Not all mesothelioma biomarkers are soluble. Others are not present in all types of mesothelioma, as BDNF is.
The French study measured BDNF levels in both tissue and lung fluid. When they compared levels of BDNF and mesothelioma survival time, they found that patients with higher BDNF died earlier than other mesothelioma patients.
“Patients with high BDNF had a lower survival than patients with low BDNF (15.9 versus 21.1 months, p = 0.0736) and this survival difference is significant at 3 years,” writes lead study author Patrick Smeele.
BDNF may even impact how mesothelioma starts and spreads. “This association between high BDNF and poor survival suggests an implication of this protein in the development of the pathology,” writes Dr. Smeele.
How does BDNF Impact Mesothelioma Survival?
Researchers looked at the BDNF levels in 36 other types of cancer, too. Of all cancer types, pleural mesothelioma had the highest BDNF expression. The study calls high BDNF a “hallmark of MPM [malignant pleural mesothelioma].”
But the link between BDNF and mesothelioma survival is still not completely clear.
Research suggests that BDNF probably plays a role in the development of tumor blood vessels called angiogenesis. Angiogenesis is how mesothelioma tumors receive oxygen and nourishment.
But when the researchers treated mesothelioma cells in lung fluid (PE) with a BDNF-blocking drug, angiogenesis did not stop.
“The resistance of some PE to the blocking antibody demonstrates that BDNF is not the only player participating in this process,” writes Dr. Smeele.
Researchers say more studies on BDNF and mesothelioma survival may reveal new drug combinations for asbestos cancer.
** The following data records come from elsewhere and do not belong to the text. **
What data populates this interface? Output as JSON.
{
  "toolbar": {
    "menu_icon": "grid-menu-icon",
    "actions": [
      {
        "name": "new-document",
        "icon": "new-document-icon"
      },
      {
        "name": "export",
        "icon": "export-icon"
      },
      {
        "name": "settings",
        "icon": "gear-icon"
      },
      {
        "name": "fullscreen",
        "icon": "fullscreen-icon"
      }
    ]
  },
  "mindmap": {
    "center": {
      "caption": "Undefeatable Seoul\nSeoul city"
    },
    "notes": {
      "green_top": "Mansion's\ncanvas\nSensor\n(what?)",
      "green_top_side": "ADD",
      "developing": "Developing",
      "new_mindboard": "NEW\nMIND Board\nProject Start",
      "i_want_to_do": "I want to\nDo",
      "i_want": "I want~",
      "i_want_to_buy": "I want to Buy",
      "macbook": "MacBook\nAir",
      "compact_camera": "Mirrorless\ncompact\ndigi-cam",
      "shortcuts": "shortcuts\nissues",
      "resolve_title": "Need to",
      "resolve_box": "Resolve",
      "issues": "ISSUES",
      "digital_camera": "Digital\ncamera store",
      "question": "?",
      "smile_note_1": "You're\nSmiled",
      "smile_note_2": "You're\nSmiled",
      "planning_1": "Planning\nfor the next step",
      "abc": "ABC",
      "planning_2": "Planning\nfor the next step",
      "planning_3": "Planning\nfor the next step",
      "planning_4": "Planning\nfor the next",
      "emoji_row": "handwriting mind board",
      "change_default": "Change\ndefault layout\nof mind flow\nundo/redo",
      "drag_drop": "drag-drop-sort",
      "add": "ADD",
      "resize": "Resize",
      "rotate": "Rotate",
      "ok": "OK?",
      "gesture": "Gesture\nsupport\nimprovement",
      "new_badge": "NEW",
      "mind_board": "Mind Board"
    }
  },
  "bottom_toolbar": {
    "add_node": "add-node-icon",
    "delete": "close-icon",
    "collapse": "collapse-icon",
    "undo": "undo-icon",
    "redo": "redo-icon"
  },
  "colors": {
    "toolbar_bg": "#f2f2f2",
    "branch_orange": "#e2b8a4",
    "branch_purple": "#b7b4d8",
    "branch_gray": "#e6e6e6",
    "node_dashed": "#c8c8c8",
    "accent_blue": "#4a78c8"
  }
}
Smeele, P, et al, “Brain-derived neurotrophic factor, a new soluble biomarker for malignant pleural mesothelioma involved in angiogenesis”, October 11, 2018, Molecular Cancer, https://molecular-cancer.biomedcentral.com/articles/10.1186/s12943-018-0891-0